● **Records provided**:
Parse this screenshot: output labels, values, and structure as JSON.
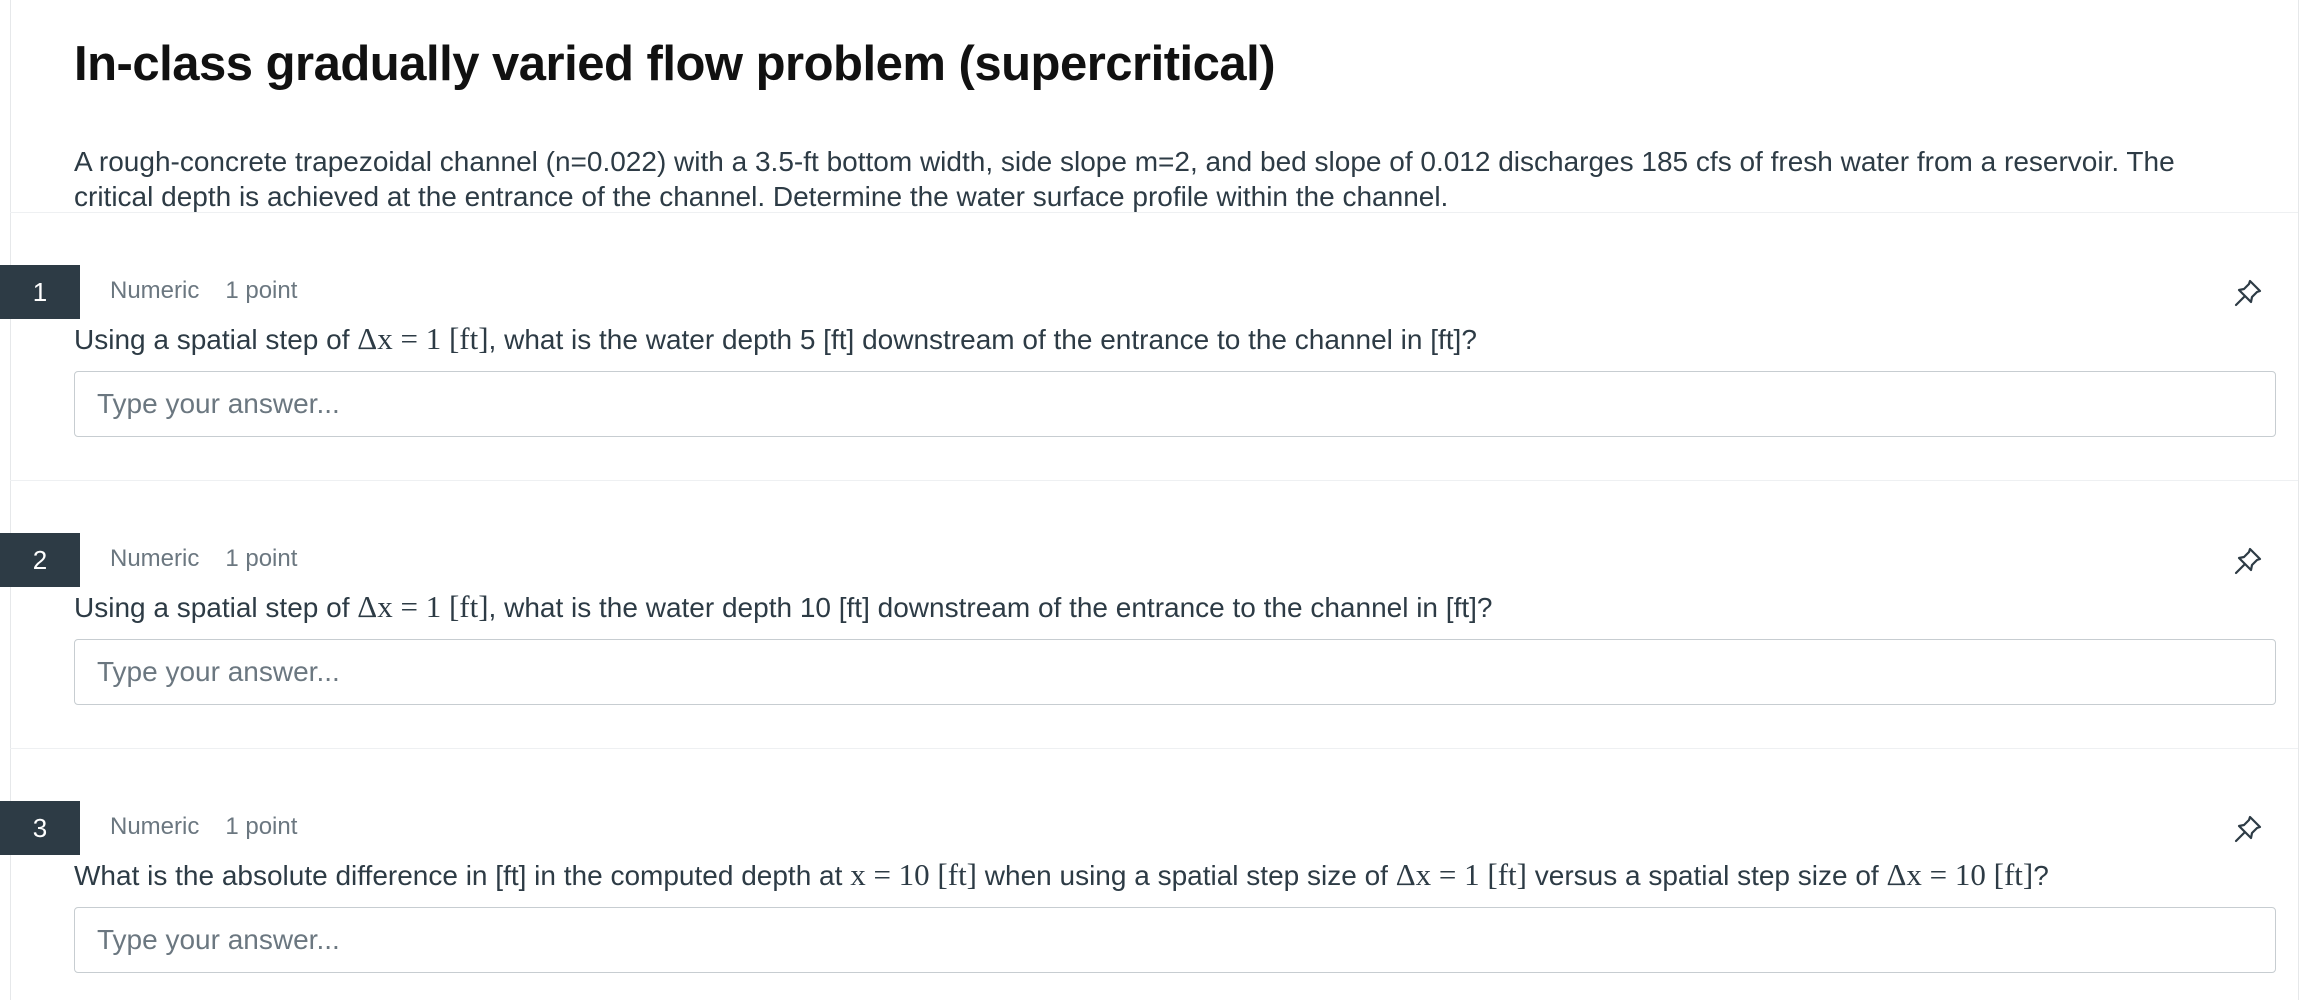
{
  "page": {
    "title": "In-class gradually varied flow problem (supercritical)",
    "intro": "A rough-concrete trapezoidal channel (n=0.022) with a 3.5-ft bottom width, side slope m=2, and bed slope of 0.012 discharges 185 cfs of fresh water from a reservoir. The critical depth is achieved at the entrance of the channel. Determine the water surface profile within the channel."
  },
  "questions": [
    {
      "number": "1",
      "type": "Numeric",
      "points": "1 point",
      "text_a": "Using a spatial step of ",
      "math_a": "Δx = 1 [ft]",
      "text_b": ", what is the water depth 5 [ft] downstream of the entrance to the channel in [ft]?",
      "placeholder": "Type your answer..."
    },
    {
      "number": "2",
      "type": "Numeric",
      "points": "1 point",
      "text_a": "Using a spatial step of ",
      "math_a": "Δx = 1 [ft]",
      "text_b": ", what is the water depth 10 [ft] downstream of the entrance to the channel in [ft]?",
      "placeholder": "Type your answer..."
    },
    {
      "number": "3",
      "type": "Numeric",
      "points": "1 point",
      "text_a": "What is the absolute difference in [ft] in the computed depth at ",
      "math_a": "x = 10 [ft]",
      "text_b": " when using a spatial step size of ",
      "math_b": "Δx = 1 [ft]",
      "text_c": " versus a spatial step size of ",
      "math_c": "Δx = 10 [ft]",
      "text_d": "?",
      "placeholder": "Type your answer..."
    }
  ],
  "icons": {
    "pin": "pin-icon"
  },
  "colors": {
    "number_badge": "#2d3b45",
    "text": "#2d3b45",
    "meta": "#6b7780",
    "border": "#c7cdd1"
  }
}
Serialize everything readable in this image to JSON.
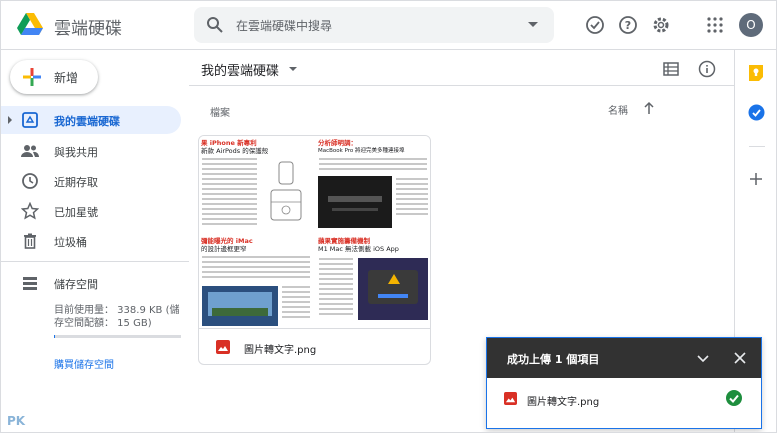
{
  "app": {
    "title": "雲端硬碟"
  },
  "search": {
    "placeholder": "在雲端硬碟中搜尋"
  },
  "header": {
    "avatar_letter": "O"
  },
  "sidebar": {
    "new_label": "新增",
    "items": [
      {
        "label": "我的雲端硬碟",
        "icon": "my-drive-icon",
        "active": true
      },
      {
        "label": "與我共用",
        "icon": "shared-people-icon"
      },
      {
        "label": "近期存取",
        "icon": "clock-icon"
      },
      {
        "label": "已加星號",
        "icon": "star-icon"
      },
      {
        "label": "垃圾桶",
        "icon": "trash-icon"
      }
    ],
    "storage": {
      "label": "儲存空間",
      "usage_text": "目前使用量： 338.9 KB (儲存空間配額： 15 GB)",
      "usage_fraction": 0.0001,
      "buy_label": "購買儲存空間"
    }
  },
  "main": {
    "title": "我的雲端硬碟",
    "column_label": "檔案",
    "sort_label": "名稱",
    "files": [
      {
        "name": "圖片轉文字.png",
        "thumb": {
          "q1_title": "果 iPhone 新專利",
          "q1_sub": "新款 AirPods 的保護殼",
          "q2_title": "分析師明調：",
          "q2_sub": "MacBook Pro 將迎完美多種連接埠",
          "q3_title": "彌能曝光的 iMac",
          "q3_sub": "的設計邊框更窄",
          "q4_title": "蘋果實施籌備機制",
          "q4_sub": "M1 Mac 無法側載 iOS App"
        }
      }
    ]
  },
  "toast": {
    "title": "成功上傳 1 個項目",
    "file_name": "圖片轉文字.png"
  },
  "watermark": "PK",
  "colors": {
    "accent": "#1a73e8",
    "active_bg": "#e8f0fe",
    "toast_header": "#323232",
    "success": "#1e8e3e",
    "file_red": "#d93025"
  }
}
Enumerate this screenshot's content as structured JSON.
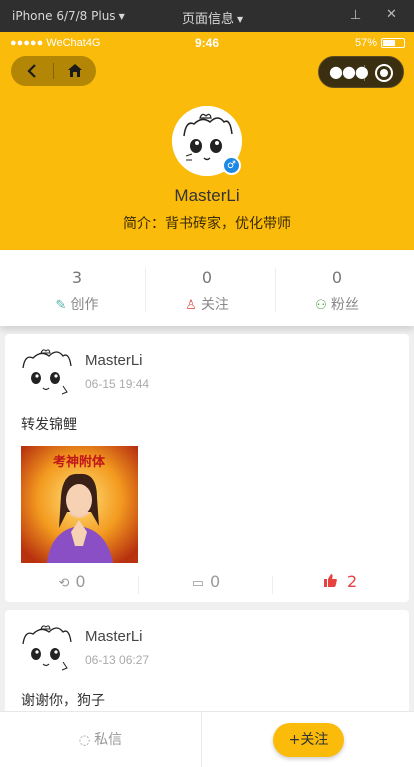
{
  "devtools": {
    "device": "iPhone 6/7/8 Plus",
    "page_info": "页面信息"
  },
  "status_bar": {
    "carrier": "●●●●● WeChat4G",
    "time": "9:46",
    "battery": "57%"
  },
  "profile": {
    "name": "MasterLi",
    "bio": "简介：背书砖家，优化带师",
    "gender_icon": "male-icon"
  },
  "stats": [
    {
      "count": "3",
      "label": "创作",
      "icon": "pencil-icon",
      "color": "#4fb3a6"
    },
    {
      "count": "0",
      "label": "关注",
      "icon": "user-icon",
      "color": "#e05a4f"
    },
    {
      "count": "0",
      "label": "粉丝",
      "icon": "users-icon",
      "color": "#55a84c"
    }
  ],
  "posts": [
    {
      "author": "MasterLi",
      "date": "06-15 19:44",
      "text": "转发锦鲤",
      "image_caption": "考神附体",
      "actions": {
        "forward": "0",
        "comment": "0",
        "like": "2"
      }
    },
    {
      "author": "MasterLi",
      "date": "06-13 06:27",
      "text": "谢谢你，狗子"
    }
  ],
  "bottom_bar": {
    "message_label": "私信",
    "follow_label": "+关注"
  },
  "colors": {
    "accent": "#fbbb0a",
    "like": "#e64340"
  }
}
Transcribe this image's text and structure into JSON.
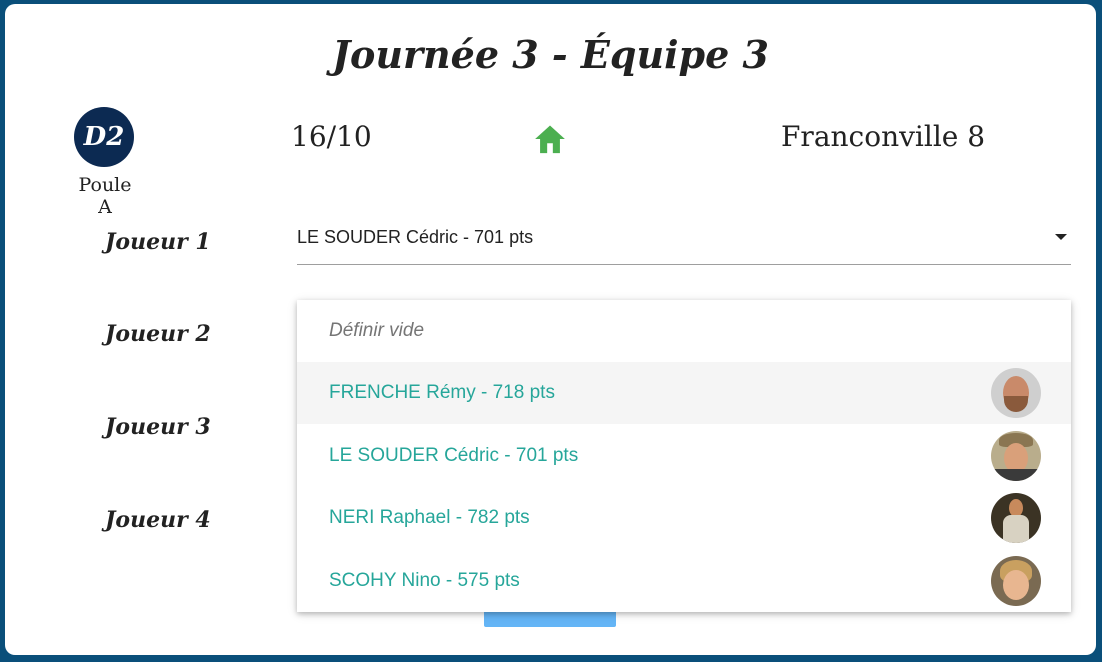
{
  "header": {
    "title": "Journée 3 - Équipe 3",
    "division": "D2",
    "poule": "Poule A",
    "date": "16/10",
    "home_icon": "home-icon",
    "opponent": "Franconville 8"
  },
  "players": {
    "labels": [
      "Joueur 1",
      "Joueur 2",
      "Joueur 3",
      "Joueur 4"
    ],
    "joueur1_value": "LE SOUDER Cédric - 701 pts"
  },
  "dropdown": {
    "empty_option": "Définir vide",
    "options": [
      {
        "label": "FRENCHE Rémy - 718 pts"
      },
      {
        "label": "LE SOUDER Cédric - 701 pts"
      },
      {
        "label": "NERI Raphael - 782 pts"
      },
      {
        "label": "SCOHY Nino - 575 pts"
      }
    ]
  },
  "colors": {
    "background": "#0a4f7a",
    "badge": "#0c2a52",
    "home_icon": "#4caf50",
    "option_text": "#26a69a",
    "submit_button": "#64b5f6"
  }
}
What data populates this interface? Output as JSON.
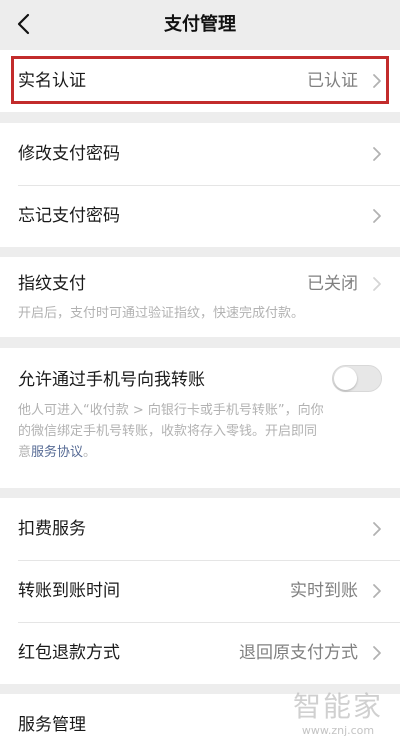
{
  "nav": {
    "title": "支付管理"
  },
  "rows": {
    "realname": {
      "label": "实名认证",
      "value": "已认证"
    },
    "modify_pwd": {
      "label": "修改支付密码"
    },
    "forgot_pwd": {
      "label": "忘记支付密码"
    },
    "fingerprint": {
      "label": "指纹支付",
      "value": "已关闭",
      "desc": "开启后，支付时可通过验证指纹，快速完成付款。"
    },
    "phone_transfer": {
      "label": "允许通过手机号向我转账",
      "toggle_on": false,
      "desc_line1": "他人可进入“收付款 > 向银行卡或手机号转账”，向你",
      "desc_line2": "的微信绑定手机号转账，收款将存入零钱。开启即同",
      "desc_line3_prefix": "意",
      "desc_link": "服务协议",
      "desc_line3_suffix": "。"
    },
    "deduction": {
      "label": "扣费服务"
    },
    "transfer_time": {
      "label": "转账到账时间",
      "value": "实时到账"
    },
    "refund": {
      "label": "红包退款方式",
      "value": "退回原支付方式"
    },
    "service_mgmt": {
      "label": "服务管理"
    }
  },
  "watermark": {
    "logo": "智能家",
    "url": "www.znj.com"
  },
  "colors": {
    "background": "#ededed",
    "card": "#ffffff",
    "highlight_border": "#c22b2b",
    "link": "#576b95",
    "secondary_text": "#808080",
    "hint_text": "#b2b2b2"
  },
  "icons": {
    "back": "back-arrow-icon",
    "chevron": "chevron-right-icon"
  }
}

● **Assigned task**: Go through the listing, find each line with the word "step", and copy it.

● **Answer area**:
      "text_a": "Using a spatial step of ",
      "text_a": "Using a spatial step of ",
      "text_b": " when using a spatial step size of ",
      "text_c": " versus a spatial step size of ",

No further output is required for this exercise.